Luigi’s Mansion 3 is a puzzle game with occasional ghost-catching combat. You have to play for a little while to unlock Gooigi (Luigi’s clone made of goo that can travel through vents and pipes), but once you do, you can control Luigi, while your young partner handles goo duty.
Gooigi is genuinely helpful, and also basically invincible so there is no downside to having him around and there are plenty of opportunities to solve puzzles and fight ghosts together. The boss battles represent an occasional difficulty spike, which can be frustrating, but there is probably a lesson for kids about overcoming obstacles or something hidden in there.
SKY: CHILDREN OF THE LIGHT
As a cynical adult video game person, I have issues personal to me about Thatgamecompany’s follow-up to Journey. I don’t like that it is currently only available on a platform where my fingers get in the way of the impressive visuals and I don’t like the microtransactions.
But with those caveats in place, Sky is a great free-to-download cooperative experience. The story shows and doesn’t tell, which is great for young players, and when the going occasionally gets tough, you can literally grab your kid by the hand and shepherd them to the next destination.

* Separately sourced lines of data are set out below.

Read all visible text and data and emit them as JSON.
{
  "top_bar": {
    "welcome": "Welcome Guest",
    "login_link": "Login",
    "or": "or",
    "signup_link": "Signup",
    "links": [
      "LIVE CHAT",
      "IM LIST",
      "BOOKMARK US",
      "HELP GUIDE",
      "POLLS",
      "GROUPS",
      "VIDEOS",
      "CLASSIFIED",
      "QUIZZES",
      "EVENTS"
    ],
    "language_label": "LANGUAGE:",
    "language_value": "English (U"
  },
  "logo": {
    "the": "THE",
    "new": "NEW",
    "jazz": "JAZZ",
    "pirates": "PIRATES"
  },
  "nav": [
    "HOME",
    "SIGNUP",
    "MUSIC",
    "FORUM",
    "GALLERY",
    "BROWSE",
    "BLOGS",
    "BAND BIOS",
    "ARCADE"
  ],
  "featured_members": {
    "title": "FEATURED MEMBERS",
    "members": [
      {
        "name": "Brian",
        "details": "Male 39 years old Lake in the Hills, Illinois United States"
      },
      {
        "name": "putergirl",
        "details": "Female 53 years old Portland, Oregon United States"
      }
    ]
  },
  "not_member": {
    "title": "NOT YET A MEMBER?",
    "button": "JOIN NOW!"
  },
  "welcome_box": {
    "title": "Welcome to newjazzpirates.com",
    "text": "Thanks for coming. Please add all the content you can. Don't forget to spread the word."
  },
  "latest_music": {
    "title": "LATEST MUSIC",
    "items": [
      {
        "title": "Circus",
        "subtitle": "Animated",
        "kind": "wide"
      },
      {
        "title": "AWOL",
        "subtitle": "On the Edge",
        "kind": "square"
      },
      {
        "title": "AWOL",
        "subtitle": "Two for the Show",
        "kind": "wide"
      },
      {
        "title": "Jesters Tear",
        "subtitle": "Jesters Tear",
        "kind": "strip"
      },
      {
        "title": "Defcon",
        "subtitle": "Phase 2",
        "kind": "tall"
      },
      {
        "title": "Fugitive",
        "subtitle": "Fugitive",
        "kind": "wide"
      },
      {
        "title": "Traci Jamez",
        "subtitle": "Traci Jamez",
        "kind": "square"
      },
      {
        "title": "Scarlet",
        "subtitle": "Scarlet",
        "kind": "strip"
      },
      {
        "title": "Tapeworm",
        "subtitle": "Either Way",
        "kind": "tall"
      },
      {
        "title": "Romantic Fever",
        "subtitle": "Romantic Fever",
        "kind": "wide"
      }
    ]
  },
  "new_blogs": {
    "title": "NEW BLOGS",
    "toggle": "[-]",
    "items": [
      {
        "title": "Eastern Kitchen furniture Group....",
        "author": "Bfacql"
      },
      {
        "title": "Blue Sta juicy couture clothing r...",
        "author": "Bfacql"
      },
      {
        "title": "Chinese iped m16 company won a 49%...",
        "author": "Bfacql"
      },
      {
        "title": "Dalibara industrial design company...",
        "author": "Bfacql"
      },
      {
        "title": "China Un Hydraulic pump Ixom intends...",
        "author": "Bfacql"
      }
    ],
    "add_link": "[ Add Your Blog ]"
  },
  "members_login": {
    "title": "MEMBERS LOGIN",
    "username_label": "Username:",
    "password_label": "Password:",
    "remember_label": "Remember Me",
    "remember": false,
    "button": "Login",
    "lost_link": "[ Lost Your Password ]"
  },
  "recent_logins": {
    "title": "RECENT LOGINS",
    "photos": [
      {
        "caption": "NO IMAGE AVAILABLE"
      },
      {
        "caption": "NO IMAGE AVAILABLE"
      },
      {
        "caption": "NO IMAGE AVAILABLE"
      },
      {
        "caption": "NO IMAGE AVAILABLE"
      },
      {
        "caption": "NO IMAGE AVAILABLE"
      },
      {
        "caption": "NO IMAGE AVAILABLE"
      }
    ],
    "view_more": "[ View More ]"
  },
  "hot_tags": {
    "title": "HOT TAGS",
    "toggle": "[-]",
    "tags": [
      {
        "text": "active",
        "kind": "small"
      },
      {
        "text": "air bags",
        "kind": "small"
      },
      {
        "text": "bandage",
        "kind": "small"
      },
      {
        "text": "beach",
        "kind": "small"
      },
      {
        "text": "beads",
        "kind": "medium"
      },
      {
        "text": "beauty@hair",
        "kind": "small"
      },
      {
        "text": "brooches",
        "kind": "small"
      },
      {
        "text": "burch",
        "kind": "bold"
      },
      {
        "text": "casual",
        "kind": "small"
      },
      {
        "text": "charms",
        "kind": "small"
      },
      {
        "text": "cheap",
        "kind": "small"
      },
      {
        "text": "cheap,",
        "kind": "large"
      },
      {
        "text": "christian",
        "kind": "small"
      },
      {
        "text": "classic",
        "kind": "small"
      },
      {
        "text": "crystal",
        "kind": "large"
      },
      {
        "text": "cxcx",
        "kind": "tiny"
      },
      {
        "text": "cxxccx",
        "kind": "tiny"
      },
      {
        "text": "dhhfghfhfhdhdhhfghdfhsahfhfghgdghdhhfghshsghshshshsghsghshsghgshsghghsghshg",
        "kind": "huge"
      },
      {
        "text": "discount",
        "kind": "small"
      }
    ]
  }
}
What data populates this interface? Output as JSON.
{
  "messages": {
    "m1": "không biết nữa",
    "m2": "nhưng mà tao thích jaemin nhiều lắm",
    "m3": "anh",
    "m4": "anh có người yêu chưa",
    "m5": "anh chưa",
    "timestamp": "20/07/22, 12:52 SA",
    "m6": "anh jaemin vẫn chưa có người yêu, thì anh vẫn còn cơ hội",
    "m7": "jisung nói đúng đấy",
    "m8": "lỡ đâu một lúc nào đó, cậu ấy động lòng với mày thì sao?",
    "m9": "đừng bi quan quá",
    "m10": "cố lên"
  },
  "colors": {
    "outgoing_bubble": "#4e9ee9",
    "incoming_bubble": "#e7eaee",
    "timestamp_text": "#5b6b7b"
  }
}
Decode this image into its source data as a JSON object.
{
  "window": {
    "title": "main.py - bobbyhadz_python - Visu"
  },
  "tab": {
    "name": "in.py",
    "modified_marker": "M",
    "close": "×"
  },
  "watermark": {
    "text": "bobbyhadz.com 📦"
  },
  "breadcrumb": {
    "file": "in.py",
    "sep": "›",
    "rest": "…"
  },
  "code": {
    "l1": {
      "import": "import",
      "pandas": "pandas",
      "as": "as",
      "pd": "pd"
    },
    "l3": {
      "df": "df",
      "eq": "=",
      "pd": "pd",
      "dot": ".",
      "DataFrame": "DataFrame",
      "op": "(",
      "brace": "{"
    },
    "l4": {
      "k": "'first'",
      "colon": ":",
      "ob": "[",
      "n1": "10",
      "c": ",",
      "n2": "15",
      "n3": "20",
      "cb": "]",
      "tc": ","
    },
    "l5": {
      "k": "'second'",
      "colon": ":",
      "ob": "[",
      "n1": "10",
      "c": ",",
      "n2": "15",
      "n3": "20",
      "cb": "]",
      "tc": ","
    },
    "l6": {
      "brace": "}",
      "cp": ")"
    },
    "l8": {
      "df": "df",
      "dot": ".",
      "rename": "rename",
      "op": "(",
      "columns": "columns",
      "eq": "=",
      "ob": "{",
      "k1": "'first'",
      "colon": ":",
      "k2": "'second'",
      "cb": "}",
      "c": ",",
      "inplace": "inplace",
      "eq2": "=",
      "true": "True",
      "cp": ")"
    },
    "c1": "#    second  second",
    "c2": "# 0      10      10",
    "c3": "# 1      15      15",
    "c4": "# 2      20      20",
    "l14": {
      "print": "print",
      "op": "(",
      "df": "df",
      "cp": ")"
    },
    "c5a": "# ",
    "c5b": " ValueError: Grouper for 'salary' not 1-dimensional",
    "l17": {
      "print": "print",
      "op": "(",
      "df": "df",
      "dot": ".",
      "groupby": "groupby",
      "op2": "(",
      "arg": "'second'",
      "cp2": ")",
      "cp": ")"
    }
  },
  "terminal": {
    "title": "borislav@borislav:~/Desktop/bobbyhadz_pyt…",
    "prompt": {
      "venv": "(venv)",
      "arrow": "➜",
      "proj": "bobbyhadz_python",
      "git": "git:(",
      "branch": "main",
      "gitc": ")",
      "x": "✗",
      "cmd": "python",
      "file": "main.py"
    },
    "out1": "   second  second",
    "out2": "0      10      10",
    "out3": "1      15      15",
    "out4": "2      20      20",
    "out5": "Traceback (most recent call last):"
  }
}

The finale is dark and moving, but it’s the kind of entertainment experience where you come out from the darkness happy and optimistic about the future of humanity. Those pesky microtransactions are also, thankfully, very easy to ignore.